In 1529, Luther, Zwingli and Bucer met with others of the Reformation at Marburg in an effort to resolve their theological differences. They reached agreement on most points, but Luther refused to compromise his position on Christ’s presence in the bread and wine. At the close of their discussions, he concluded that “it is obvious that we do not have one and the same spirit,” and no agreement was made.
Bucer was opposed to the worship of images, but he tolerated it as long as the people did not venerate them. He agreed with an action of the Strasbourg city council in 1530 to remove images from the city’s churches, provided the people were also properly instructed to abandon their devotion to them.
Bucer was also anxious to bring moral discipline to the church in Strasbourg, so he had wardens chosen from among the laity to supervise doctrine and practice in each church.
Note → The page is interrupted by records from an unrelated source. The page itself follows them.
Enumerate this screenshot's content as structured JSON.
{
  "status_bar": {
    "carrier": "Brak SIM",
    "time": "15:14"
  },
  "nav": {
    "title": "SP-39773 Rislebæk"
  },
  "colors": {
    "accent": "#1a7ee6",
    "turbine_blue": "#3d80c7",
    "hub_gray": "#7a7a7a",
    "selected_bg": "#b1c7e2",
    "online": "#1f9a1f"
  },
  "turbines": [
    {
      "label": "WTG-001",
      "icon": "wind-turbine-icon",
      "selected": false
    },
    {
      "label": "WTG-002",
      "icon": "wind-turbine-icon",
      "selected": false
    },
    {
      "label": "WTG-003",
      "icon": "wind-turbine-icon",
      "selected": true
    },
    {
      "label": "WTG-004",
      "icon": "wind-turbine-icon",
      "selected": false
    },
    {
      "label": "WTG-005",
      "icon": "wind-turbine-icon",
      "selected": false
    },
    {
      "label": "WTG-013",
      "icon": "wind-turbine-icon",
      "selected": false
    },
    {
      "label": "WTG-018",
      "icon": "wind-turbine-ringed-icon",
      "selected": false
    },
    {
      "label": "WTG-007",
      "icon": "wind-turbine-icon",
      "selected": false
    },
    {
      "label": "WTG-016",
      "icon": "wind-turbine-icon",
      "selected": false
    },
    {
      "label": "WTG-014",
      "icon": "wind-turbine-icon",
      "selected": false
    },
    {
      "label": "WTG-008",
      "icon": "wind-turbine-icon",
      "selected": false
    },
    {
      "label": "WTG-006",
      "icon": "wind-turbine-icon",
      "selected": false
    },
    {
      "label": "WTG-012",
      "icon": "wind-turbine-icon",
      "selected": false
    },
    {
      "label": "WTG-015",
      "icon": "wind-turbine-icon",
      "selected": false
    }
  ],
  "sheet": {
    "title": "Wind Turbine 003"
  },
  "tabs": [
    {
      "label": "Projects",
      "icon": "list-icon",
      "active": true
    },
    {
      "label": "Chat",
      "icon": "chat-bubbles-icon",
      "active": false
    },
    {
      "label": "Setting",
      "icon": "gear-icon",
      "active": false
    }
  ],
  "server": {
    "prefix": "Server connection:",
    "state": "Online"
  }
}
One of his main motivations for doing so was the fact that Strasbourg had become a haven for people who accepted the Reformation and among those who sought refuge in the city were radical Reformers who opposed not only the church but government and social order as well. Bucer vigorously opposed these ideas, insisting that the city council assume control over all Christian worship.
Bucer is considered one of the great leaders of the Reformation in Germany. Following Zwingli’s death in 1531, Bucer was regarded as the foremost Reformation leader in southern Germany and Switzerland. John Calvin used many of his ideas.
Unfortunately, despite his success or perhaps because of it, Bucer’s position in Strasbourg came under threat. Both Philipp Melanchthon in Wittenberg and John Calvin in Geneva invited him to join them. However, he had corresponded for a number of years with Thomas Cranmer, the archbishop of Canterbury, and when Cranmer offered him a position in England, he accepted. There he assisted with the second revision of the Anglican Book of Common Prayer and wrote On the Kingdom of Christ in which he urged King Edward VI to make England a completely Protestant country.
Bucer eventually became a professor of theology at Cambridge University, where he died in 1551. He was buried in the Church of St Mary the Great, but his body was not to rest in peace. When the staunch Catholic queen Mary ascended to the British throne, she ordered his body exhumed and publicly burned along with his books.
However, the final chapter of Bucer’s life was written after his death by the Protestant queen Elizabeth I, who succeeded Queen Mary. She had his name rehabilitated in 1560, ending the story of this lesser known but nevertheless influential and courageous Reformer.